Do I need a doctor’s referral?

No. You do not need a doctors referral to see a dietitian. If your GP has organised a Team Care Arrangement plan for you, you ar eligible for rebates from Medicare. If not, most private health insurers provide rebates if you have extras cover.

Do dietitians put you on a “diet”?

No. All eating and nutrition advice is tailored to your specific health and wellbeing issues. This advice will take into account your personal likes and dislikes, your  lifestyle and your personal goals.

What is the difference between a dietitian and a nutritionist?

Accredited Practising Dietitians have a minimum 4 years University training, and will quite often have post-graduate degrees in Nutrition. They are required to undertake continuing professional development throughout the year to maintain their accreditation.

Nutritionists do not necessarily have to have any qualifications but can have completed a short course in nutrition or a 3 year Bachelor degree. Accredited Nuritionists will generally have a higher qualification than a nutritionist without training.
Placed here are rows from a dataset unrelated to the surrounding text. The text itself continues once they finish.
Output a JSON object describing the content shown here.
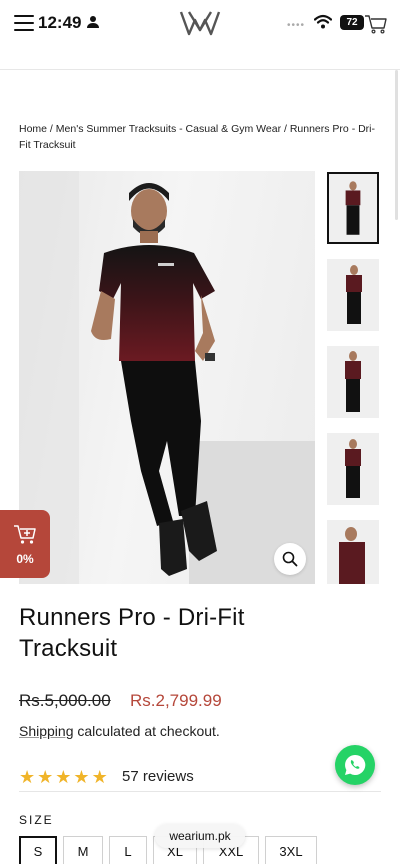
{
  "status_bar": {
    "time": "12:49",
    "battery": "72",
    "icons": [
      "person-icon",
      "wifi-icon",
      "battery-icon"
    ]
  },
  "header": {
    "menu_icon": "hamburger-icon",
    "logo": "wearium-logo",
    "cart_icon": "cart-icon"
  },
  "breadcrumb": {
    "items": [
      "Home",
      "Men's Summer Tracksuits - Casual & Gym Wear",
      "Runners Pro - Dri-Fit Tracksuit"
    ],
    "separator": " / "
  },
  "gallery": {
    "thumbnail_count": 5,
    "active_index": 0,
    "zoom_icon": "zoom-icon"
  },
  "cart_badge": {
    "icon": "cart-plus-icon",
    "percent": "0%"
  },
  "product": {
    "title": "Runners Pro - Dri-Fit Tracksuit",
    "price_old": "Rs.5,000.00",
    "price_new": "Rs.2,799.99",
    "shipping_link": "Shipping",
    "shipping_text": " calculated at checkout.",
    "rating": 5,
    "reviews": "57 reviews"
  },
  "size": {
    "label": "SIZE",
    "options": [
      "S",
      "M",
      "L",
      "XL",
      "XXL",
      "3XL"
    ],
    "selected": "S"
  },
  "url_pill": "wearium.pk",
  "colors": {
    "accent_red": "#b5473a",
    "whatsapp_green": "#25d366",
    "star_gold": "#f0b429"
  }
}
Hospitals and GP clinics will only employ APDs.

What will happen in my appointment?

The first appointment with your dietitian will involve them getting a really good understanding of your life and what goals you are hoping to achieve. You will be listenend to, and all facets of your life will be considered. You will then have any relevant nutrition concepts explained to you in terms you will understand and together come up with an action plan that will help you to achieve your goals.

Review appointments are important in ensuring that you are feeling comfortable with the plan, that it is working for you and any issues you might be having will be addressed. Review appointments can also be a good chance to check-in to help with motivation and support.